■ Directions for this task
Each line in the entries below that holds the word "Select" belongs in the answer.
───── Input data ─────
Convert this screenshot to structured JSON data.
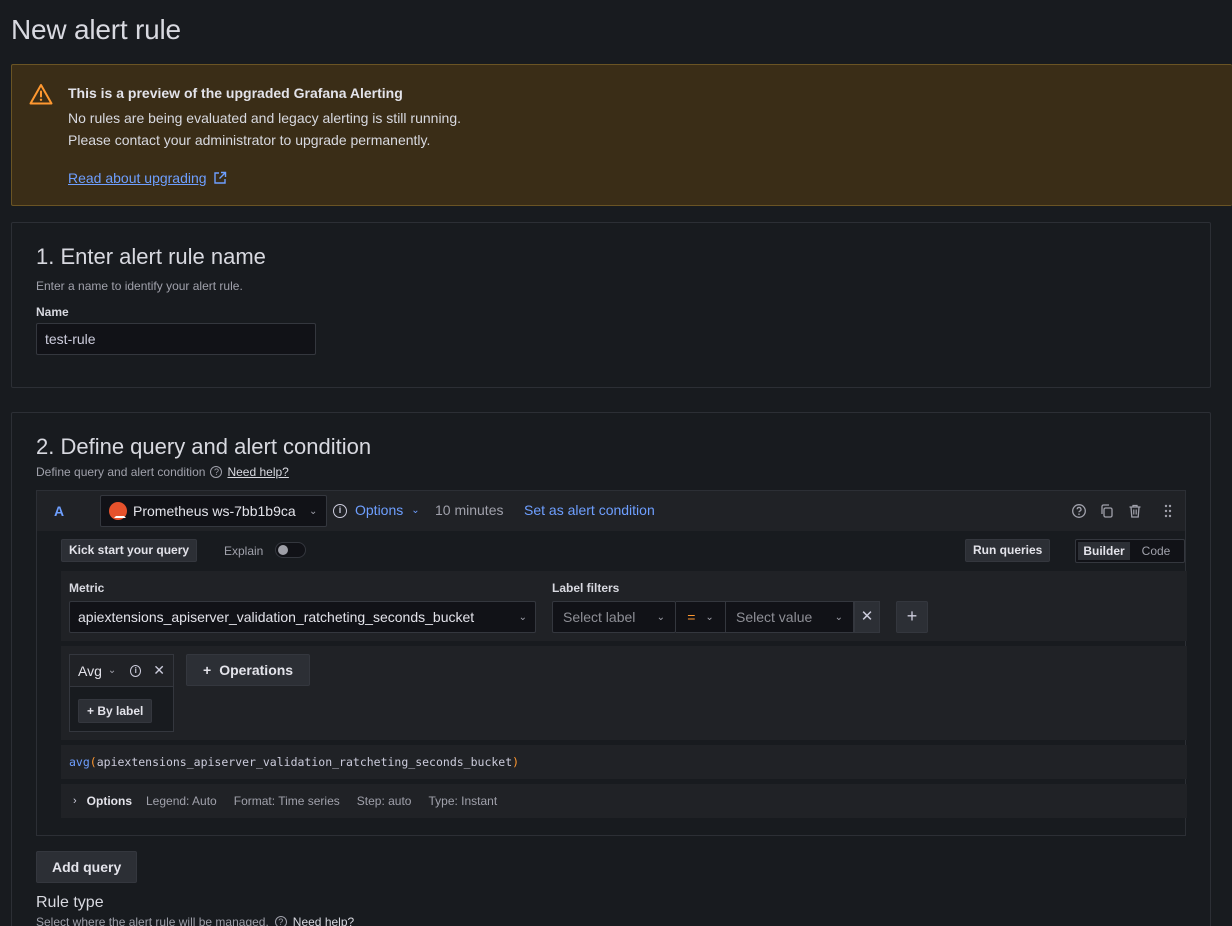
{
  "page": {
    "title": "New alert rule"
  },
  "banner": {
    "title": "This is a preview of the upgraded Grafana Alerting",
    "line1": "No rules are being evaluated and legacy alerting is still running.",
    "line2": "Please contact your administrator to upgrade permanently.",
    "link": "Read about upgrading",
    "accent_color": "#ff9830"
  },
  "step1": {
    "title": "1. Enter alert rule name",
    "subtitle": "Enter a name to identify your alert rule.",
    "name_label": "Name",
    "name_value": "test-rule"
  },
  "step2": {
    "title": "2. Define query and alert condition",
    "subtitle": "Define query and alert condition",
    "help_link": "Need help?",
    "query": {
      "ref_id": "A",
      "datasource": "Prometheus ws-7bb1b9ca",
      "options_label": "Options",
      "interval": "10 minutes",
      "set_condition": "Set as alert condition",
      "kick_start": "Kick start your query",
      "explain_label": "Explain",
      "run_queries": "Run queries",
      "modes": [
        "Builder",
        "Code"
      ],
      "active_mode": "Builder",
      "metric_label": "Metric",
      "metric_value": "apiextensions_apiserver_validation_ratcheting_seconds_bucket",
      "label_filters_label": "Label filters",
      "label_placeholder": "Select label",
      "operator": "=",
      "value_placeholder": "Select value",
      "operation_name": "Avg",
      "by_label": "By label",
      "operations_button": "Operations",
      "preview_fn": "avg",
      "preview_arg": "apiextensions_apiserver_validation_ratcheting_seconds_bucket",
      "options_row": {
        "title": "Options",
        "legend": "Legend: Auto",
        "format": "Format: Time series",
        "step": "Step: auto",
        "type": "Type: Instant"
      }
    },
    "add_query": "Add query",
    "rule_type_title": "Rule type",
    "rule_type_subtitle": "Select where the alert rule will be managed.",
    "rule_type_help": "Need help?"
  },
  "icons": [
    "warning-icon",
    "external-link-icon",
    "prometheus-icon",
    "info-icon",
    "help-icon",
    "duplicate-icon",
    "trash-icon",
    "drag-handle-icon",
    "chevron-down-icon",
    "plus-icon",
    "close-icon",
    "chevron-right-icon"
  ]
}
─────
■ Reply to the task
      "label_placeholder": "Select label",
      "value_placeholder": "Select value",
    "rule_type_subtitle": "Select where the alert rule will be managed.",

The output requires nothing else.